But perhaps more importantly, every person reading this preface has had at least some exposure to mini golf. Some of us have simply driven past a run-down putt putt course on their way to someplace more important. Some of us played mini golf with friends and family when we were young; when we still had our naive, foolish pretensions of innocence. Some of us kissed Sarah Nicholsby for the first (and last) time in front of the windmill at the 12th hole of Tiny Town Miniature Golf before she left me forever. We have all had these exact same experiences, and whether we admit it or not, mini golf has had a small, but powerful presence in all of our lives.

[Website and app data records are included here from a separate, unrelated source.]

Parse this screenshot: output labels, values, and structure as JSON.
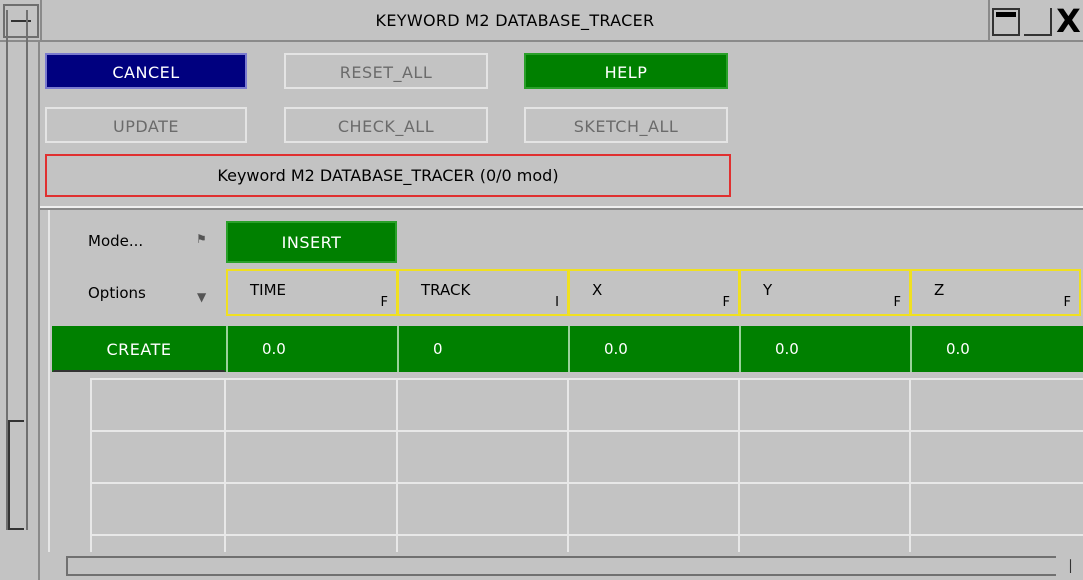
{
  "window": {
    "title": "KEYWORD M2 DATABASE_TRACER",
    "close_glyph": "X"
  },
  "toolbar": {
    "cancel": "CANCEL",
    "reset_all": "RESET_ALL",
    "help": "HELP",
    "update": "UPDATE",
    "check_all": "CHECK_ALL",
    "sketch_all": "SKETCH_ALL"
  },
  "status": "Keyword M2 DATABASE_TRACER (0/0 mod)",
  "mode": {
    "label": "Mode...",
    "value": "INSERT"
  },
  "options": {
    "label": "Options"
  },
  "columns": [
    {
      "name": "TIME",
      "type": "F"
    },
    {
      "name": "TRACK",
      "type": "I"
    },
    {
      "name": "X",
      "type": "F"
    },
    {
      "name": "Y",
      "type": "F"
    },
    {
      "name": "Z",
      "type": "F"
    }
  ],
  "create_label": "CREATE",
  "values": [
    "0.0",
    "0",
    "0.0",
    "0.0",
    "0.0"
  ],
  "icons": {
    "mode_flag": "flag-icon",
    "options_arrow": "down-arrow-icon",
    "minimize": "minimize-icon",
    "maximize": "maximize-icon",
    "close": "close-icon"
  },
  "colors": {
    "background": "#c3c3c3",
    "blue_button": "#00007f",
    "green_button": "#008000",
    "status_border": "#e03030",
    "header_border": "#f0e020"
  }
}
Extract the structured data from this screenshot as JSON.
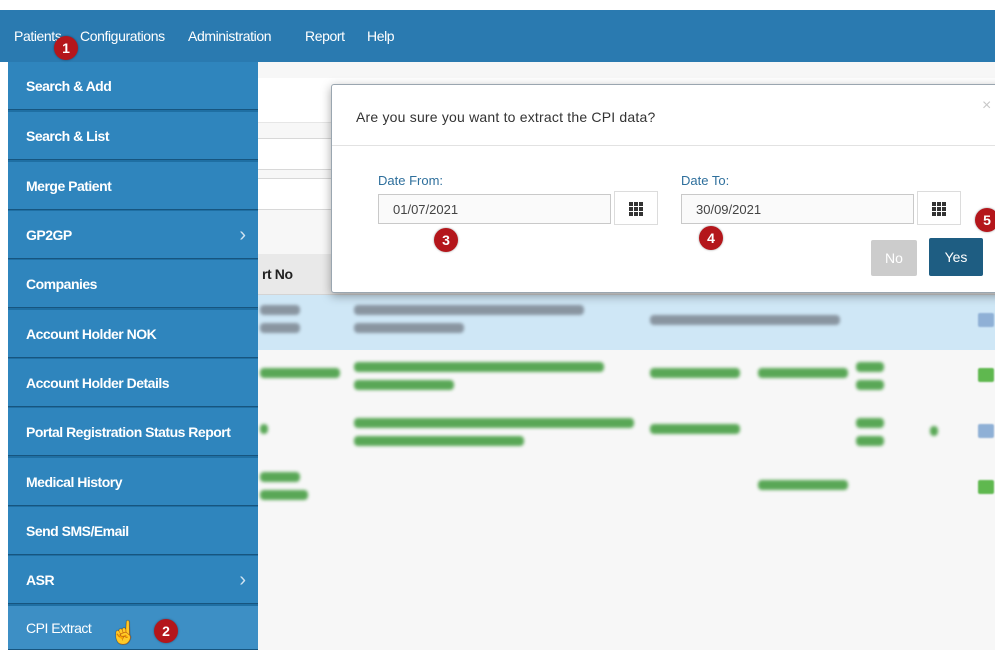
{
  "navbar": {
    "items": [
      "Patients",
      "Configurations",
      "Administration",
      "Report",
      "Help"
    ]
  },
  "menu": {
    "items": [
      {
        "label": "Search & Add",
        "has_submenu": false
      },
      {
        "label": "Search & List",
        "has_submenu": false
      },
      {
        "label": "Merge Patient",
        "has_submenu": false
      },
      {
        "label": "GP2GP",
        "has_submenu": true
      },
      {
        "label": "Companies",
        "has_submenu": false
      },
      {
        "label": "Account Holder NOK",
        "has_submenu": false
      },
      {
        "label": "Account Holder Details",
        "has_submenu": false
      },
      {
        "label": "Portal Registration Status Report",
        "has_submenu": false
      },
      {
        "label": "Medical History",
        "has_submenu": false
      },
      {
        "label": "Send SMS/Email",
        "has_submenu": false
      },
      {
        "label": "ASR",
        "has_submenu": true
      },
      {
        "label": "CPI Extract",
        "has_submenu": false
      }
    ]
  },
  "table": {
    "header_partial": "rt No"
  },
  "dialog": {
    "title": "Are you sure you want to extract the CPI data?",
    "close_icon": "×",
    "date_from_label": "Date From:",
    "date_from_value": "01/07/2021",
    "date_to_label": "Date To:",
    "date_to_value": "30/09/2021",
    "no_label": "No",
    "yes_label": "Yes"
  },
  "badges": [
    "1",
    "2",
    "3",
    "4",
    "5"
  ],
  "colors": {
    "navbar": "#2a7ab0",
    "menu_item": "#2f85bd",
    "badge": "#b4161b",
    "yes_button": "#1e5d82",
    "no_button": "#cccccc",
    "selected_row": "#cfe7f6"
  },
  "icons": {
    "chevron": "chevron-right-icon",
    "calendar": "calendar-icon",
    "cursor": "hand-pointer-icon"
  }
}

Yet, despite its widespread ubiquitousness, there has always been a troubling lack of literature on the subject… What is the difference between a rural Montana putt putt course and a central Texas mini golf complex? How do you quantify excellence in the hypercompetitive crucible that is miniature golfing? And for that matter, what is the best mini golf course in America?  For years, there has never been a means of addressing these important issues.

Until now.

Over the past few weeks, I have spent countless hours researching the best mini golf courses across the nation. Using a series of Yelp reviews, Google Image searches, and arbitrary guesswork, I have created a list of the nation’s 51 best mini golf courses (one for each of the 50 states, and one for Washington D.C., the nation’s capital). Armed with this information, I will soon embark upon a two month long road-trip to these 51 locations, reviewing each of these 51 mini golf courses so that you, the reader, will learn where to find the best mini golf course in America

Will this be an easy task? Probably not – not only will I be driving to each of the contiguous forty-eight United States (and Washington D.C., the nation’s capital), but I have also decided to drive up to Anchorage, Alaska, a city which is, in layman’s terms, “hecka distant.” Is this a task I am prepared for? Maybe – like Tiger Woods, I’m bringing along two of my own personal putters and several polo shirts that I bought at the Gap. (Unlike Tiger Woods, I do not own a Nike athletic visor; however, I do have a Chipotle hat I won at a high school pep rally, and that should probably work just as well). Is this a dumb task? Undeniably. But if I can prevent even one person from going to a subpar mini golf course; if I can create a new language that will clarify what excellence in the mini golf world actually is… well then, by God, it will all have been worth it.

Now, by this point, I am sure many of you are wondering if I have any ulterior motives in compiling this guide. More specifically: why am I bankrupting myself to create something this monumentally (for lack of a better word) stupid? Is this “travel guide” just an excuse for me to explore our monumentally big nation? Is it a way to examine both America and Americana in a cultural moment when our nation is politically and ideologically fractured? Will it ultimately devolve into a self-indulgent narrative that I’ll unsuccessfully try to reframe as an “empowering” coming-of-age story? Is this the trip where I finally find love?

In response to all of these questions, my answer is a resounding no.

It’s all about the mini golf.